Apple and BlackBerry have a long established history of providing regular performance and security updates to their end users. Google developers of Android on the other hand are unable to deliver the updates to the carriers or mobile device manufacturers on a regular basis.
My friends at North Carolina State University alerted Google last October about an Android Jelly Bean 4.2 security flaw involving a scammer sending a fake text message to Android devices – called smishing – which could leave Android users open to potential fraud. Google replied within days, but outside of those running ‘vanilla’* Android 4.2, smartphone makers and wireless carriers are yet to have distributed the update.
*Vanilla Android means the original Google build without any customisations. An example of a customisation is the Samsung Galaxy S3 which uses a TouchWiz UI.
The Android platform has too many versions currently which makes updating Android devices very challenging and costly for the carriers in particular.
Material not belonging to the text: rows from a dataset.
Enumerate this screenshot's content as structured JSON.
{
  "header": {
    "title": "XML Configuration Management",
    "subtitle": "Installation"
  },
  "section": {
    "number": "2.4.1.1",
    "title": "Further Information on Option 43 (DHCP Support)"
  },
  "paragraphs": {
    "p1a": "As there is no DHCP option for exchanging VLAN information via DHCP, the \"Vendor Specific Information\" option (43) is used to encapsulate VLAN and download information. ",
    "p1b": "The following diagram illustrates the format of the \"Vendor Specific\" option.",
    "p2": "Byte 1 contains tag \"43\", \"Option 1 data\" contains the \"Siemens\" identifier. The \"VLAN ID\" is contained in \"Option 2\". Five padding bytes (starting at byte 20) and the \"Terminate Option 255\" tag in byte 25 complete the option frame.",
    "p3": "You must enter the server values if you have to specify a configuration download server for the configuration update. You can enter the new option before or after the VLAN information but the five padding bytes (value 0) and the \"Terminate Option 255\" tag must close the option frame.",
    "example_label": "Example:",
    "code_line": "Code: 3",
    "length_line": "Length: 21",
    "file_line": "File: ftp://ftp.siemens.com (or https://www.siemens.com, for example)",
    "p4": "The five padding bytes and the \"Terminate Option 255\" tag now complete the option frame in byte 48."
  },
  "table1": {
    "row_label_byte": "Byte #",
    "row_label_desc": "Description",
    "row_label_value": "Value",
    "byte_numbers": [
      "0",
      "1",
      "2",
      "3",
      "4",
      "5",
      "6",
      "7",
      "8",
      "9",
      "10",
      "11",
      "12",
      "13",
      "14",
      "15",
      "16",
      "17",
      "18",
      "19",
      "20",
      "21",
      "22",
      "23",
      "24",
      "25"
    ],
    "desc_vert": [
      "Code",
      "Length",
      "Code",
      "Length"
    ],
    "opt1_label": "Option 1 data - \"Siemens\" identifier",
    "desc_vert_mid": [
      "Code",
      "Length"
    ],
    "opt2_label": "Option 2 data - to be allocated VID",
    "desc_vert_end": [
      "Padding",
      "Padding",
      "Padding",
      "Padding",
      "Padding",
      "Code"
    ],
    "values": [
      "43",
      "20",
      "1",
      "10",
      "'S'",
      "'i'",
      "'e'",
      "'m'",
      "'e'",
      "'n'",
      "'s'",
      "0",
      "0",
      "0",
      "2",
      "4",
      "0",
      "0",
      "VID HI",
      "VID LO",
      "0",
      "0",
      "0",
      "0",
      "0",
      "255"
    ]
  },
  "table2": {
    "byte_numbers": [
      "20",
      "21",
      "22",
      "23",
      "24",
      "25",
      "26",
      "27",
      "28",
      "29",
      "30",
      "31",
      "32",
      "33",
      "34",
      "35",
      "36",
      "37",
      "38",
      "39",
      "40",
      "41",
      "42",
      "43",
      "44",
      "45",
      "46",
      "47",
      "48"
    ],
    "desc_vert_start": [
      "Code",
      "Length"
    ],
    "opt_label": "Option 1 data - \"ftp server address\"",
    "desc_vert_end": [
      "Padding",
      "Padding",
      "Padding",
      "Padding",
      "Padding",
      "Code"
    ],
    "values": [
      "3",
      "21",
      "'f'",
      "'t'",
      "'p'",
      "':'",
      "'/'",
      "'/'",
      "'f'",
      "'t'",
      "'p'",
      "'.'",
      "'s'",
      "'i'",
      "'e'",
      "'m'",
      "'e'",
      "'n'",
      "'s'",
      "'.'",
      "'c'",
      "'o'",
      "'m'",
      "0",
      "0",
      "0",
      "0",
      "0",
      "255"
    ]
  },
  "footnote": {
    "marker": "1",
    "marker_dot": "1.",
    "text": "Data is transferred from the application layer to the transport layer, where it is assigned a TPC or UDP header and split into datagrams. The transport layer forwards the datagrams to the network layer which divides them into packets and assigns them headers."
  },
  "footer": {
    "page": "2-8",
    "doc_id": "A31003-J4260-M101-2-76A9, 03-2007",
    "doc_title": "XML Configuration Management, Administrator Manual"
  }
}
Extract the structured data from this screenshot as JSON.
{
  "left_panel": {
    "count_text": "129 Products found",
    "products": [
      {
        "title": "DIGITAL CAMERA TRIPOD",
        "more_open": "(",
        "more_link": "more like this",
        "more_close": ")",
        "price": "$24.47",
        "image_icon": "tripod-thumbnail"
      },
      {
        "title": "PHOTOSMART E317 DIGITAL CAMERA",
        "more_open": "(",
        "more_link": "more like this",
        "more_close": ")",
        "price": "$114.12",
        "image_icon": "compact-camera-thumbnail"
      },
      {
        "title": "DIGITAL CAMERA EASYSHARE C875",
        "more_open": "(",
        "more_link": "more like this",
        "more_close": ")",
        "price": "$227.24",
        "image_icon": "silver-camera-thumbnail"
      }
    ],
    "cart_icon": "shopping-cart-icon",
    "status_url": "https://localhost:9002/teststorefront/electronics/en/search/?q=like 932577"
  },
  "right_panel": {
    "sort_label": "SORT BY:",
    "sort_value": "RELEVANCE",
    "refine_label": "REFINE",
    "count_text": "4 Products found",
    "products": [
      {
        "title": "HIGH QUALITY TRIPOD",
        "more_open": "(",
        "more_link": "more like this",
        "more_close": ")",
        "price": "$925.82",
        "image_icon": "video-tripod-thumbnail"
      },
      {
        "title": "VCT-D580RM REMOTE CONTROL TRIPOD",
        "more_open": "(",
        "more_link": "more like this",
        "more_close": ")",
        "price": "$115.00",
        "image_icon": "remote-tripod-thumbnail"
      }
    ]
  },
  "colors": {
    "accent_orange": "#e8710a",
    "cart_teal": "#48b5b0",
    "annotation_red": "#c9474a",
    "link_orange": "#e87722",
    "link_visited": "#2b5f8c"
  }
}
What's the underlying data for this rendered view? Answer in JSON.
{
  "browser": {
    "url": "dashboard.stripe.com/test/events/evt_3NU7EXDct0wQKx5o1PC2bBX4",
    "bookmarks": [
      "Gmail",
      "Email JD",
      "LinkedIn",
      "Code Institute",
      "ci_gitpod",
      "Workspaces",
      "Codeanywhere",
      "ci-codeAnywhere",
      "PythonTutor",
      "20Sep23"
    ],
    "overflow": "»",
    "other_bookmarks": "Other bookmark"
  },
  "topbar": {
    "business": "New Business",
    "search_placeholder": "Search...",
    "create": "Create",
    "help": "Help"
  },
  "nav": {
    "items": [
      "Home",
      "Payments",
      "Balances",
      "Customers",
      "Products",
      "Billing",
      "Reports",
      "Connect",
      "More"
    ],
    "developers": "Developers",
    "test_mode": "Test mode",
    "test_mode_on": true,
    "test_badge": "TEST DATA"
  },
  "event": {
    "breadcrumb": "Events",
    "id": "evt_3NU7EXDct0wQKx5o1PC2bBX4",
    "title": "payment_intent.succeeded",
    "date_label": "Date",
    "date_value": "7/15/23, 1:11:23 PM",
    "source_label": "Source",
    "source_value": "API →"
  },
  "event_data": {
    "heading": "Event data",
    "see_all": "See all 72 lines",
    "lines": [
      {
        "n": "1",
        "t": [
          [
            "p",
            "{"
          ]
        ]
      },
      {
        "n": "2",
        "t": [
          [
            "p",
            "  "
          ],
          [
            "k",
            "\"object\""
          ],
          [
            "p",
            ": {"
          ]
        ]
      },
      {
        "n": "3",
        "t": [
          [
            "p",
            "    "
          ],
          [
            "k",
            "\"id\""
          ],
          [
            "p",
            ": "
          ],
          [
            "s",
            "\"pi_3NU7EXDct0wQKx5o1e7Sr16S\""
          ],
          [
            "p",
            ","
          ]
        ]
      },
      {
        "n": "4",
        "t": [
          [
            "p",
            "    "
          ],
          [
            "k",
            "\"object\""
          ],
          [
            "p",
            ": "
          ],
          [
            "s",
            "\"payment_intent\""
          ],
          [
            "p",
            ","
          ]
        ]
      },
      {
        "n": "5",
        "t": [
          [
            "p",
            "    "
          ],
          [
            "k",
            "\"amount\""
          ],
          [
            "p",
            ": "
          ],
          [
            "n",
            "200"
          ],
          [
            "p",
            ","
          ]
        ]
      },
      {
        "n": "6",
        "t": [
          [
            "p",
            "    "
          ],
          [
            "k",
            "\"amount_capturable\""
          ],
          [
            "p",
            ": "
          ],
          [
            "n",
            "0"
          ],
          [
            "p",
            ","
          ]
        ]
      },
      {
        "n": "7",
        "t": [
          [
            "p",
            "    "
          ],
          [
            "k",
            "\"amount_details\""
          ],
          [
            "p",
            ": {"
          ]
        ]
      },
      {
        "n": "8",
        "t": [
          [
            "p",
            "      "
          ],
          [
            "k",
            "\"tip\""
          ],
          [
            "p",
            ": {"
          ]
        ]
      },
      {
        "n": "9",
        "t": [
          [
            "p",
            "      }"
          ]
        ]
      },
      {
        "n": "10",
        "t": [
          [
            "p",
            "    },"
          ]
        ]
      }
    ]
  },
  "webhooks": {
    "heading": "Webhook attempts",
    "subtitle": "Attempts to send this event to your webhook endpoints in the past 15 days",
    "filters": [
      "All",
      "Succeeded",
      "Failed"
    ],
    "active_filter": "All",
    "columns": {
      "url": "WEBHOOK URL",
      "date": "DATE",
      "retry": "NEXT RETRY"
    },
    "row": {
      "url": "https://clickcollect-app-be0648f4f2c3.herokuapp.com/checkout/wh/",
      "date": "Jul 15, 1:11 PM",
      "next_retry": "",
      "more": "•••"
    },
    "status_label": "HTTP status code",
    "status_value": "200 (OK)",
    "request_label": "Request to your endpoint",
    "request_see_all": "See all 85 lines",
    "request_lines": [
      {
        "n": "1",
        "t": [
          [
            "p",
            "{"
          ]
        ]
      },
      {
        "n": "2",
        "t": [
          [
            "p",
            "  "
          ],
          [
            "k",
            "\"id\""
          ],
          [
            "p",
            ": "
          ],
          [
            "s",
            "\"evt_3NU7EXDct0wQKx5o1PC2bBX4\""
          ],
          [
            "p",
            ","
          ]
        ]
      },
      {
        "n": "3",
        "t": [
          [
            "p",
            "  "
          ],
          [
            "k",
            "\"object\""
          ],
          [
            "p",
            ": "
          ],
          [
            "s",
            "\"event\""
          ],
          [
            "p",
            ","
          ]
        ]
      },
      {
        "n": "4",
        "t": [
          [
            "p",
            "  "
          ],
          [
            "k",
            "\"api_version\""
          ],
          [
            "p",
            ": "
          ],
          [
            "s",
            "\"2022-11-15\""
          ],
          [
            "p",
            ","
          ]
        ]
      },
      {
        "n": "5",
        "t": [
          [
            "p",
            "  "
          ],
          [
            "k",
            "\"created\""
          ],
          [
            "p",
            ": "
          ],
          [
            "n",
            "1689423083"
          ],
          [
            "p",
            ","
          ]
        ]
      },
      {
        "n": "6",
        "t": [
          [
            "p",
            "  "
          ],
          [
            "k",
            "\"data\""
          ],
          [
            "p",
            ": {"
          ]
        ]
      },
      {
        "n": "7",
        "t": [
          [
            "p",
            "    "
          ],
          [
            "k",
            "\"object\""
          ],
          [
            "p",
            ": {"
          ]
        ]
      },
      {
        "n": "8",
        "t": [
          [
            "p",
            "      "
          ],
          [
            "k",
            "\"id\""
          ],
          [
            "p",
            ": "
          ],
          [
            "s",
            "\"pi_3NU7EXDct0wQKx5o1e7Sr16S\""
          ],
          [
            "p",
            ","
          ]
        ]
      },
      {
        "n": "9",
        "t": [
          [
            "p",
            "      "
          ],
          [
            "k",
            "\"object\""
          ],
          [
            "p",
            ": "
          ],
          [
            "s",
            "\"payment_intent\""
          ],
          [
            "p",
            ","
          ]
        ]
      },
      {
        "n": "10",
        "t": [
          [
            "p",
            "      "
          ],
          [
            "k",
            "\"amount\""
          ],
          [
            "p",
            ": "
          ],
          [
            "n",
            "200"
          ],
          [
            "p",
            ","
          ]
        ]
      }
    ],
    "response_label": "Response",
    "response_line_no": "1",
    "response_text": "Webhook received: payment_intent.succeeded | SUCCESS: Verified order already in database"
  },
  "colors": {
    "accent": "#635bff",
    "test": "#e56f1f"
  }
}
The carriers have more financial incentive to encourage users to upgrade their mobiles mid-contract than to upgrade an existing legacy Android device. Another known problem is carrier testing whereby they have to test each update before releasing to their respective network – this can take months. It is this window that Android malware authors will look to exploit.
Part of the bigger problem of updates is to do with version fragmentation. Fragmentation in this context means eight (Honeycomb tablet specific version included) Android versions to support (see source below) over several handset manufacturers in several countries! How do you support all these versions, carriers and models? Apple does not have this problem with iOS and neither does BlackBerry (the latter because of its historically close relationship with the carriers and it’s use of Network Operator Centers).
One reason why we haven’t seen this Jelly Bean 4.2 update is to do with the limited number of Jelly Bean 4.2 users – Google’s latest Android version. In fact, only 1.4% of the 500 million Android devices worldwide are currently using Jelly Bean 4.2. (See source below).
Safe surfing folks!